The two incisors on each side of the lower jaw are small and have three cusps. The lower canine (c1) has one high and narrow cusp. The second lower premolar (p2) is a large tooth with a high central cusp and high crests connecting this cusp to the front and back edges. A second, smaller cusp is present in the back crest. The fourth premolar (p4) also has a high central cusp; in addition, there are smaller roots before and behind it on the lingual side. This tooth has two roots.[18] In the first lower molar (m1), a large tooth, the cusp complex at the front (the trigonid) is high and the one at the back (the talonid) is lower. Among the cusps of the trigonid, the protoconid is highest and the metaconid and paraconid are lower and about equally high.[20] The cingula (shelves) at the front and the back are low. The second molar (m2) is similar and only a trifle smaller, but m3 is much smaller and has a reduced talonid.[16] Length of m3 averages 2.37 mm (SD 0.098 mm) and width 1.76 mm (SD 0.076 mm).[21]


  1. ^ The two premolars (both upper and lower) in Hipposideros are numbered the second and the fourth,[10] because these tooth correspond to the second and fourth premolars in the ancestral mammalian dentition.


  1. ^ Samonds, 2007, p. 62
  2. ^ Samonds, 2007, pp. 40–41
  3. ^ Samonds, 2006; 2007
  4. ^ Samonds, 2007, p. 39
  5. ^ Samonds, 2007, p. 45
  6. ^ Samonds, 2007, p. 49
  7. ^ Samonds, 2007, pp. 42, 49
  8. ^ Samonds, 2006, p. 183
  9. ^ Samonds, 2007, p. 42
  10. ^ E.g., Samonds, 2007, fig. 6
  11. ^ Samonds, 2007, pp. 45–46
  12. ^ a b Samonds, 2007, p. 43
  13. ^ Samonds, 2007, pp. 54–55
  14. ^ Samonds, 2007, pp. 58–60
  15. ^ Samonds, 2007, pp. 49, 51
  16. ^ a b Samonds, 2007, p. 53
  17. ^ Samonds, 2007, pp. 61–62
  18. ^ a b c d Samonds, 2007, p. 51
  19. ^ Samonds, 2007, table 2
  20. ^ Samonds, 2007, p. 52
  21. ^ Samonds, 2007, table 4

Literature cited[edit]

  • Samonds (Irwin), K.E. 2006. The origin and evolution of Malagasy bats: Implications of new Late Pleistocene fossils and cladistic analyses for reconstructing biogeographic history.

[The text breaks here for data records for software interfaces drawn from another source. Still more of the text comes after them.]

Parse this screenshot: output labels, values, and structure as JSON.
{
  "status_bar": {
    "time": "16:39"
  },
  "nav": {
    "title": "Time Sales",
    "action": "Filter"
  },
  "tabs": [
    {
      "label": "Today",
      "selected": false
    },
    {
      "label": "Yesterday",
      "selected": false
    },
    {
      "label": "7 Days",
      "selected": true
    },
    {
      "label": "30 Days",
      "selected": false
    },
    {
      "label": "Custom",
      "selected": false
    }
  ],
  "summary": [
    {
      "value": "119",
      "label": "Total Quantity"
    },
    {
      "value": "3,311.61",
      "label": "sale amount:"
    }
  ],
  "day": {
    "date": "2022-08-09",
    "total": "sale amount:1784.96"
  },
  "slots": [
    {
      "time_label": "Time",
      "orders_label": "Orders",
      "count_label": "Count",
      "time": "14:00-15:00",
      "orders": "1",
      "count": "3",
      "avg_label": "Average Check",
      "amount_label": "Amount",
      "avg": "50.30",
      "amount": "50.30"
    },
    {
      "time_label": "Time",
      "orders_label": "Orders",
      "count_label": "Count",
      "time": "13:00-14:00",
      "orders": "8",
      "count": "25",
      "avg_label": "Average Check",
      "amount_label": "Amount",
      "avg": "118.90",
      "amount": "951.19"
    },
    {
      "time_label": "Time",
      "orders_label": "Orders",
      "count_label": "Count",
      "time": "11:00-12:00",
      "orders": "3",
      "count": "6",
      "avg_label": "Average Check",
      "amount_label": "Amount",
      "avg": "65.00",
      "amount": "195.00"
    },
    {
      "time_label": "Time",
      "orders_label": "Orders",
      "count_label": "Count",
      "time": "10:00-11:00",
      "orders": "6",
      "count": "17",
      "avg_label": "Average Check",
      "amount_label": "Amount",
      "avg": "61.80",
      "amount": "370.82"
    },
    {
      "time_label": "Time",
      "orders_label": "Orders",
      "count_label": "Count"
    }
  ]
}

Ph.D. Dissertation, Department of Anatomical Sciences, Stony Brook University, xx + 403 pp.
  • Samonds, K.E. 2007. Late Pleistocene bat fossils from Anjohibe Cave, northwestern Madagascar. Acta Chiropterologica 9(1):39–65.